complicated and confusing. The procedure varies according to the circumstances of the death, but
a brief summary follows for your information.
The Coroner will be involved if:
The death was un-expected or the cause of death is not certain.
The death is by accident or is an un-natural death.
Coroner's Inquiry (With Inquest)
If the death occurs by accident or foul play, no documents will be available until after the Coroner has conducted his preliminary findings. The cause of death must be established together with the circumstances surrounding the death and evidence of correct identity.
An Inquest is then opened. Relatives are not always required to attend and only after the preliminary findings are received by the Coroner is the paperwork then issued for the funeral to proceed.
No documentation is available for the registration until after the subsequent full inquest, which could be delayed by a number of weeks.

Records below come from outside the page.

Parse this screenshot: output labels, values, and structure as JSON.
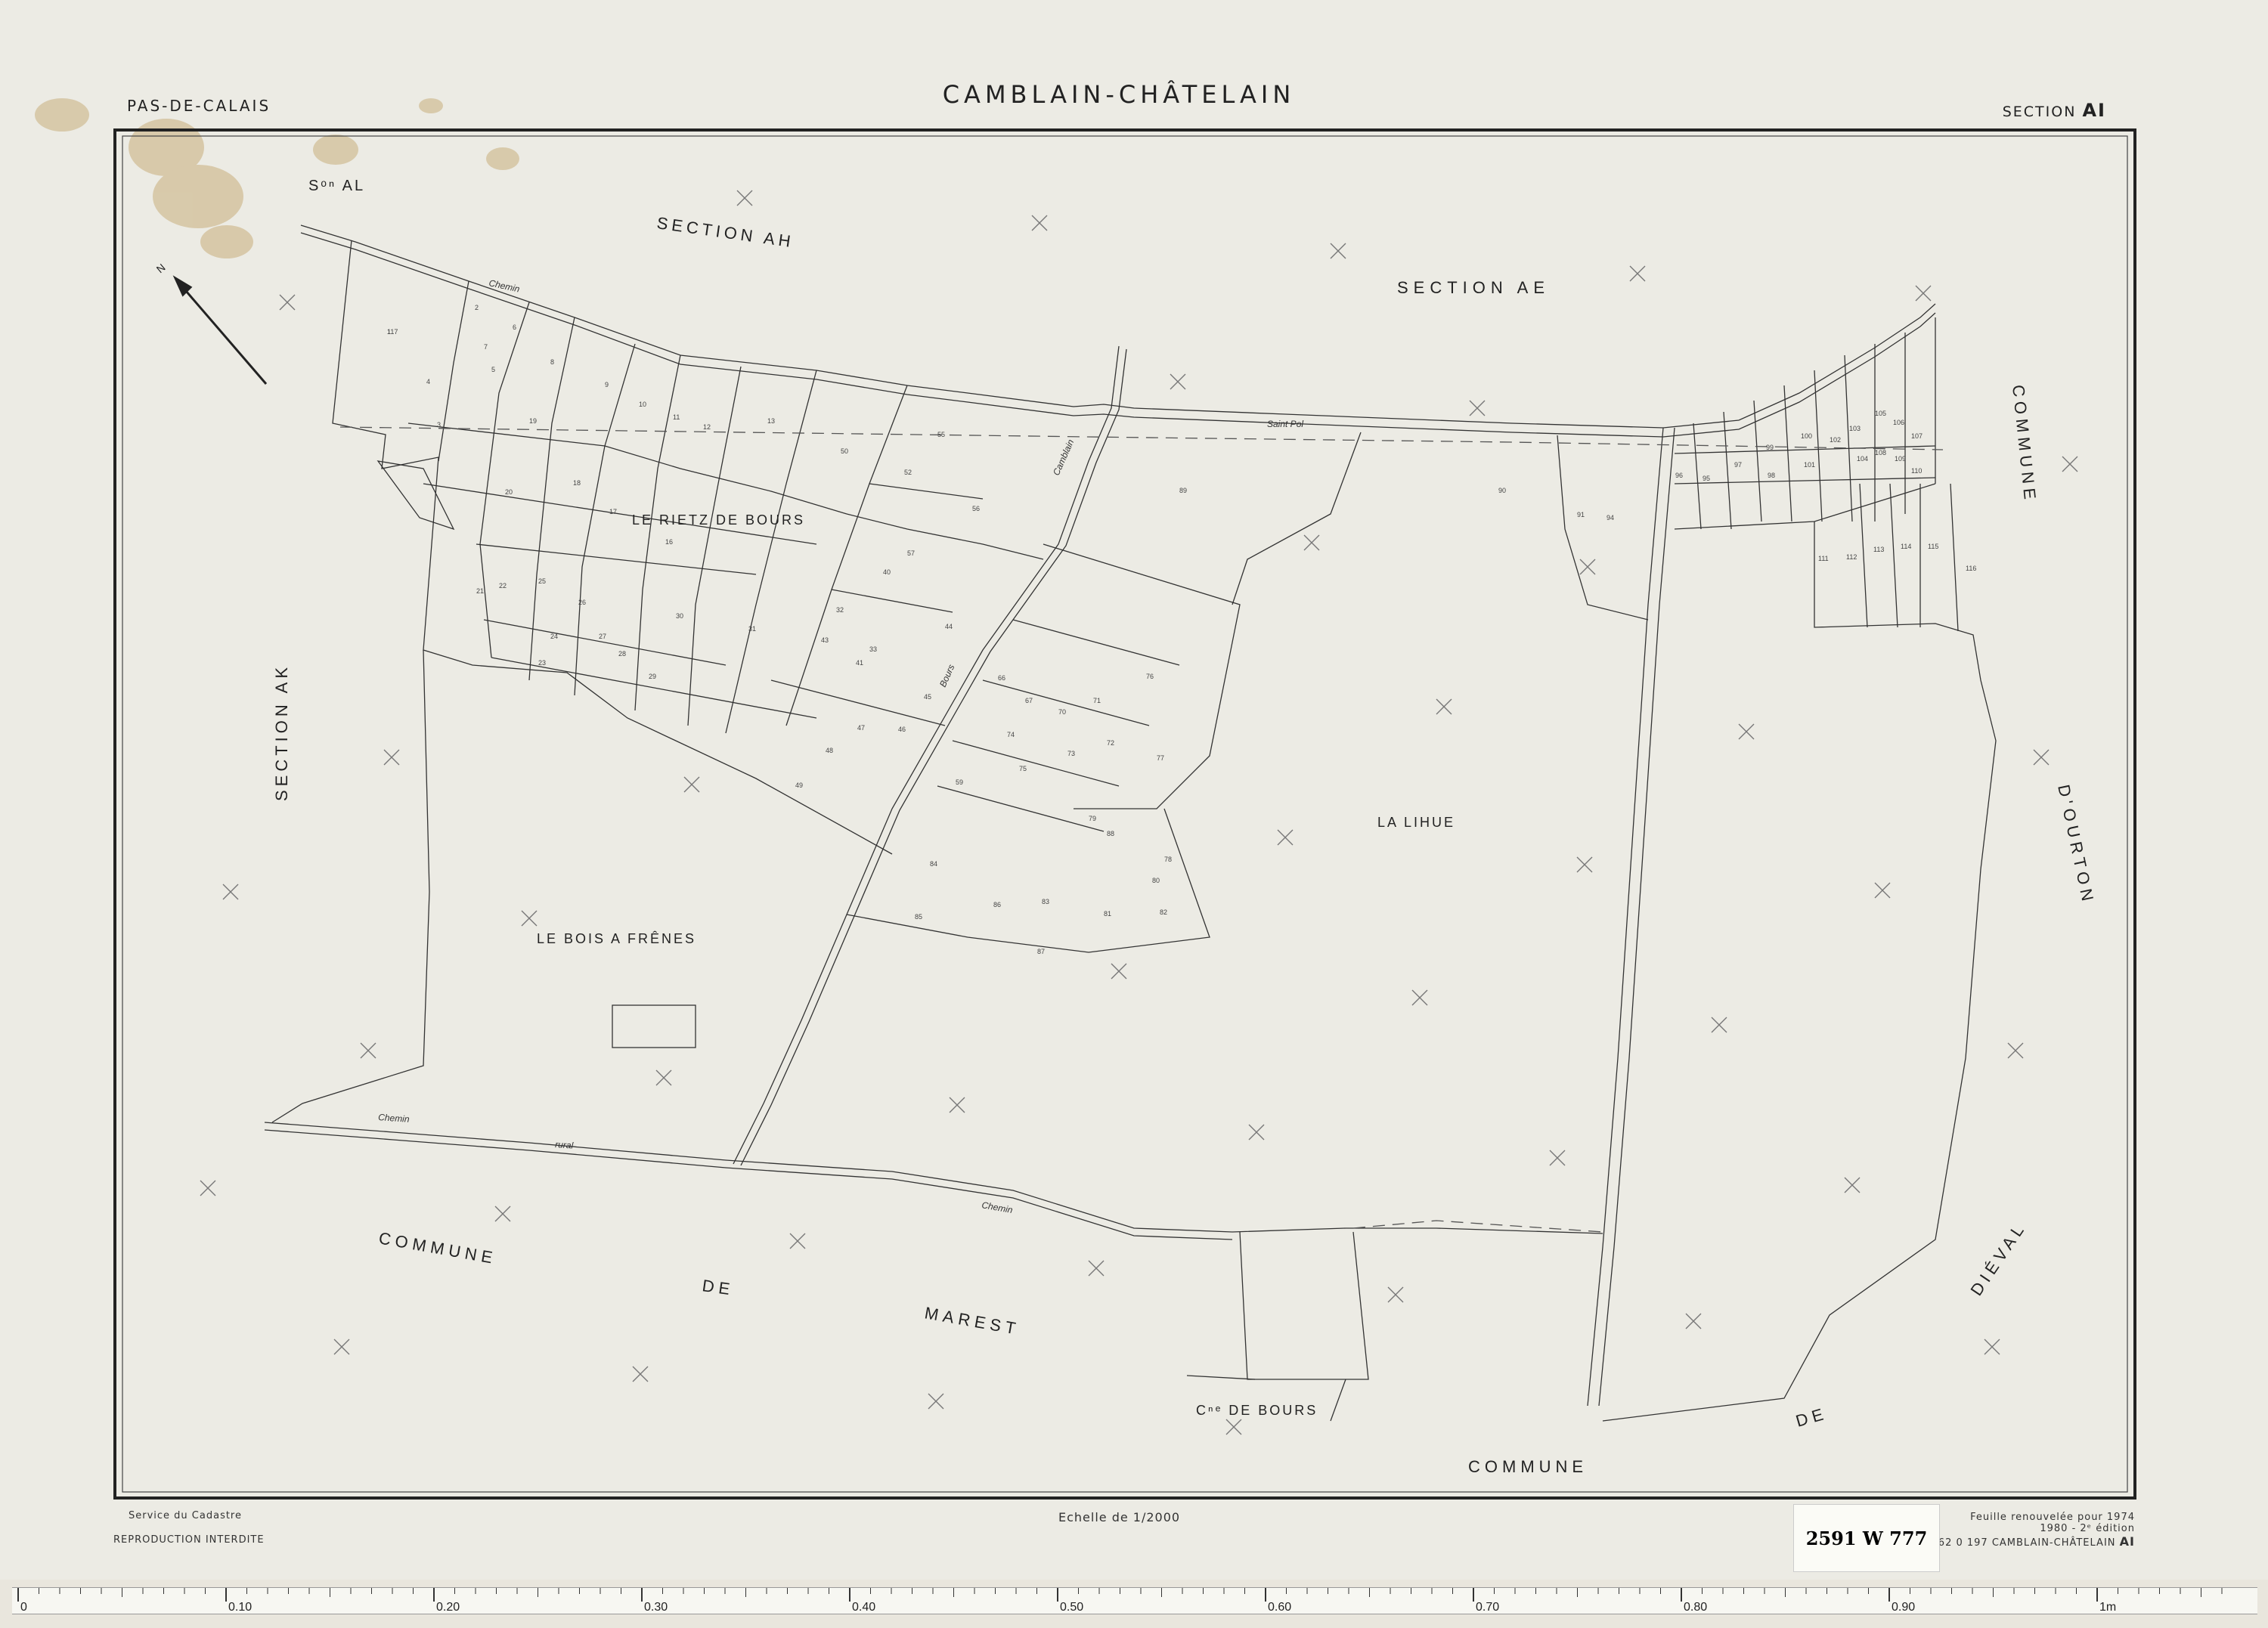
{
  "header": {
    "department": "PAS-DE-CALAIS",
    "commune": "CAMBLAIN-CHÂTELAIN",
    "section_prefix": "SECTION",
    "section_code": "AI"
  },
  "footer": {
    "service": "Service du Cadastre",
    "reproduction": "REPRODUCTION INTERDITE",
    "scale": "Echelle de 1/2000",
    "renewal_line1": "Feuille renouvelée pour 1974",
    "renewal_line2": "1980 - 2ᵉ édition",
    "code_prefix": "62 0 197",
    "code_name": "CAMBLAIN-CHÂTELAIN",
    "code_section": "AI"
  },
  "archive_stamp": "2591 W 777",
  "north": "N",
  "neighbours": {
    "section_al": "Sᵒⁿ AL",
    "section_ah": "SECTION AH",
    "section_ae": "SECTION AE",
    "section_ak": "SECTION AK",
    "commune_ourton_1": "COMMUNE",
    "commune_ourton_2": "D'OURTON",
    "commune_marest_1": "COMMUNE",
    "commune_marest_2": "DE",
    "commune_marest_3": "MAREST",
    "commune_dieval_1": "COMMUNE",
    "commune_dieval_2": "DE",
    "commune_dieval_3": "DIÉVAL"
  },
  "localities": {
    "rietz": "LE RIETZ DE BOURS",
    "bois": "LE BOIS A FRÊNES",
    "lihue": "LA LIHUE",
    "cne_bours": "Cⁿᵉ DE BOURS"
  },
  "roads": {
    "chemin_top": "Chemin",
    "chemin_mid": "Chemin",
    "chemin_bottom": "Chemin",
    "saint_pol": "Saint Pol",
    "rural": "rural",
    "camblain": "Camblain",
    "bours": "Bours"
  },
  "parcels": [
    "1",
    "2",
    "3",
    "4",
    "5",
    "6",
    "7",
    "8",
    "9",
    "10",
    "11",
    "12",
    "13",
    "16",
    "17",
    "18",
    "19",
    "20",
    "21",
    "22",
    "23",
    "24",
    "25",
    "26",
    "27",
    "28",
    "29",
    "30",
    "31",
    "32",
    "33",
    "40",
    "41",
    "43",
    "44",
    "45",
    "46",
    "47",
    "48",
    "49",
    "50",
    "52",
    "55",
    "56",
    "57",
    "59",
    "66",
    "67",
    "70",
    "71",
    "72",
    "73",
    "74",
    "75",
    "76",
    "77",
    "78",
    "79",
    "80",
    "81",
    "82",
    "83",
    "84",
    "85",
    "86",
    "87",
    "88",
    "89",
    "90",
    "91",
    "94",
    "95",
    "96",
    "97",
    "98",
    "99",
    "100",
    "101",
    "102",
    "103",
    "104",
    "105",
    "106",
    "107",
    "108",
    "109",
    "110",
    "111",
    "112",
    "113",
    "114",
    "115",
    "116",
    "117"
  ],
  "ruler": {
    "major_labels": [
      "0",
      "0.10",
      "0.20",
      "0.30",
      "0.40",
      "0.50",
      "0.60",
      "0.70",
      "0.80",
      "0.90",
      "1m"
    ]
  }
}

The police usually advise you of the Full Inquest date, place and time.
Coroner's Inquiry (No Inquest)
In cases of unexpected death where the Doctor is uncertain of the cause and/or sometimes when there has been a fall, the Coroner will order a Post Mortem Examination, after which a Coroner's Cause of Death Certificate is issued and the Registration can be completed.We require the Registrar's Green Certificate for Burial (but not for Cremation) as the Coroner will issue a special certificate directly to us for the latter.
When a Doctor feels the Cause of Death is known, but legal technicalities prevent the issue of a Cause of Death Certificate.